▸ Aim of the task
Beginning with the first entry, restate the data word for word and leave out the images.

Exercise data START

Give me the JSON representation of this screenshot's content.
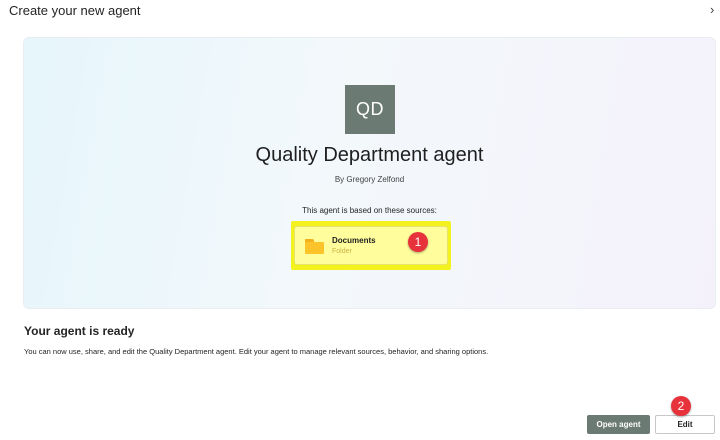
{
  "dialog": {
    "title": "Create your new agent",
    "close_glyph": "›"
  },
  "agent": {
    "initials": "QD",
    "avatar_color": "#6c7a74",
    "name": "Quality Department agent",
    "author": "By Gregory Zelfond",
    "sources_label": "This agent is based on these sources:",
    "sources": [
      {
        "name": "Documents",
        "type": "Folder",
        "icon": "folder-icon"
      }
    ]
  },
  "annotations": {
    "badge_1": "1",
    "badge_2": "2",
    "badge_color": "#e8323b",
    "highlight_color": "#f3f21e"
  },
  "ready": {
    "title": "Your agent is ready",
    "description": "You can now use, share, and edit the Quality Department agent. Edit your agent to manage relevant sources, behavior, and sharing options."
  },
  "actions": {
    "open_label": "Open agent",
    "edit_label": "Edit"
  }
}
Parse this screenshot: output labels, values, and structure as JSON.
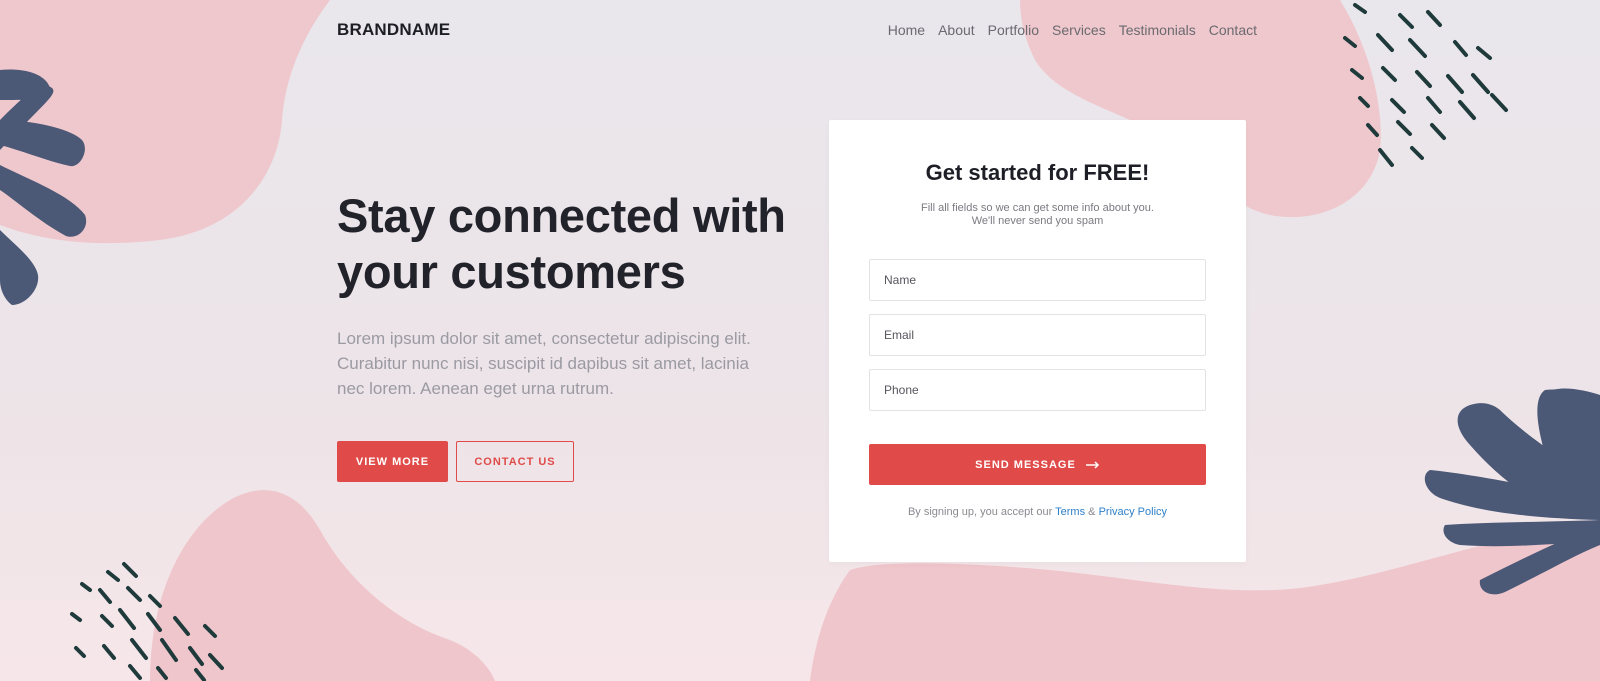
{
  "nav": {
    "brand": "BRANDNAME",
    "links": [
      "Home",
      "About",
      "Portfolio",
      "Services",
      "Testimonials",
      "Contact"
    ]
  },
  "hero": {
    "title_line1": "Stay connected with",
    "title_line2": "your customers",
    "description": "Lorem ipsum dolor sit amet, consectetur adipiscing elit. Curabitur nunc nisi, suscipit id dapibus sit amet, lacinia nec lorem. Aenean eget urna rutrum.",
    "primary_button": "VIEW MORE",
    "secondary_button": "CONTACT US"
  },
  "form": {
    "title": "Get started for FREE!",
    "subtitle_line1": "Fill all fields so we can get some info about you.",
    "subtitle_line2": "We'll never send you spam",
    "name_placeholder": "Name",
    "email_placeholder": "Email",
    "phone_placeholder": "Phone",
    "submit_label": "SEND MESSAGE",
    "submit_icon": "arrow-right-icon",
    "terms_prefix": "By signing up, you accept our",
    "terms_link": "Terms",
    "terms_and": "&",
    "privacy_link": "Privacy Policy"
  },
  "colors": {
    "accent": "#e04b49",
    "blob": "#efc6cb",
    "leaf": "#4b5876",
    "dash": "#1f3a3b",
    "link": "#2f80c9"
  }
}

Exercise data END

▸ Exercise output
Give me the JSON representation of this screenshot's content.
{
  "dialog": {
    "title": "Create your new agent",
    "close_glyph": "›"
  },
  "agent": {
    "initials": "QD",
    "avatar_color": "#6c7a74",
    "name": "Quality Department agent",
    "author": "By Gregory Zelfond",
    "sources_label": "This agent is based on these sources:",
    "sources": [
      {
        "name": "Documents",
        "type": "Folder",
        "icon": "folder-icon"
      }
    ]
  },
  "annotations": {
    "badge_1": "1",
    "badge_2": "2",
    "badge_color": "#e8323b",
    "highlight_color": "#f3f21e"
  },
  "ready": {
    "title": "Your agent is ready",
    "description": "You can now use, share, and edit the Quality Department agent. Edit your agent to manage relevant sources, behavior, and sharing options."
  },
  "actions": {
    "open_label": "Open agent",
    "edit_label": "Edit"
  }
}
Parse this screenshot: output labels, values, and structure as JSON.
{
  "nav": {
    "brand": "BRANDNAME",
    "links": [
      "Home",
      "About",
      "Portfolio",
      "Services",
      "Testimonials",
      "Contact"
    ]
  },
  "hero": {
    "title_line1": "Stay connected with",
    "title_line2": "your customers",
    "description": "Lorem ipsum dolor sit amet, consectetur adipiscing elit. Curabitur nunc nisi, suscipit id dapibus sit amet, lacinia nec lorem. Aenean eget urna rutrum.",
    "primary_button": "VIEW MORE",
    "secondary_button": "CONTACT US"
  },
  "form": {
    "title": "Get started for FREE!",
    "subtitle_line1": "Fill all fields so we can get some info about you.",
    "subtitle_line2": "We'll never send you spam",
    "name_placeholder": "Name",
    "email_placeholder": "Email",
    "phone_placeholder": "Phone",
    "submit_label": "SEND MESSAGE",
    "submit_icon": "arrow-right-icon",
    "terms_prefix": "By signing up, you accept our",
    "terms_link": "Terms",
    "terms_and": "&",
    "privacy_link": "Privacy Policy"
  },
  "colors": {
    "accent": "#e04b49",
    "blob": "#efc6cb",
    "leaf": "#4b5876",
    "dash": "#1f3a3b",
    "link": "#2f80c9"
  }
}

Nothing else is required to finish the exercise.